Result of a Bad Accounting System Implementation
The resulting consequences were that the implementation of the system escalated to over $30 million in costs and the system did not work. The company had service contracts in place and the system did not generate a single report that was correct. The services contracts were all terminated within a 90-day period. The company lost 50% of its revenue in 90 days. This caused the cash flow to the company to be cut in half, and they defaulted on debt covenants. The company was now in a tailspin out of control. The financial crisis escalated and the finger pointed started. The company would have ended up in chapter 11 if it were not for two very patient lenders that modified covenants and believed the long term story of the entity.
Suggestions on how to go about the system acquisition
I mention this story because it could have all been avoided. There was no need to go through all of this and 1,200 employees lost their jobs. These are some suggestions to CEOs, CFOs, and business owners about selecting a system.
- Hire a company that will assist you in going through a detailed system selection process. Yes, this has a cost, but it is only a fraction of the cost of choosing the wrong system. Companies that assist with system selection process know the market, know the vendors and will understand your operation before you make a decision.
- Do not have any one system in mind when you start the selection process, forget what the next guy uses. Let the experts do their job.
- A good company that assists with the system selection process will shop the system world, narrow down less than a handle full of systems and allow you to make the ultimate decision based on cost, timing and capability.
- As the decision maker, do not set drop dead dates for “going live”. You will run into problems and you will need to extend that project time line at least once.
- Have a budget, write the contract to commit to a system and be aware that modifications are on you. It is very much like building a house. You want a 3,500 SQ Ft home with one story and no pool. If you change along the way and want a 2 story home with a pool, then you will pay for it.
- No system will perfectly fit your company and the way you do things, unless you are prepared to spend millions customizing a system. Most likely, your company will need to change at least some of the processes and the way you do things. Know this up front and tell your people to be open to change.
- This is a Management project. Not an IT project. So, never let your IT people run the project. At most, they would participate in one of the committees supporting the project.
- Keep it simple and chose a system that will allow for growth. But do not purchase the Rolls Royce if the Honda will get you there. The cost difference can be millions of dollars.
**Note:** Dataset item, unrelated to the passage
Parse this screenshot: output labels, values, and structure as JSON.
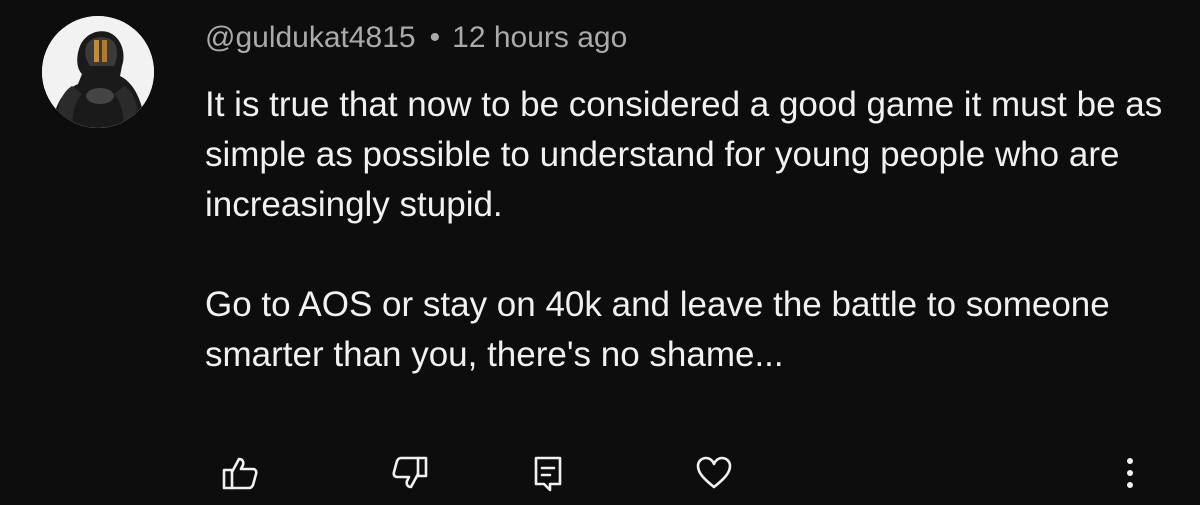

There are many good companies out there that can assist you with a system selection process. Do not do it alone, and make sure you go through a detailed system selection process. Rely on the experts, they are your trusted advisors during this project. If you need any assistance with any part of this, then we would be more than happy to assist you and your company. In the meantime, access our free Internal Analysis whitepaper to assist your leadership decisions and create the roadmap to implementing a new accounting system.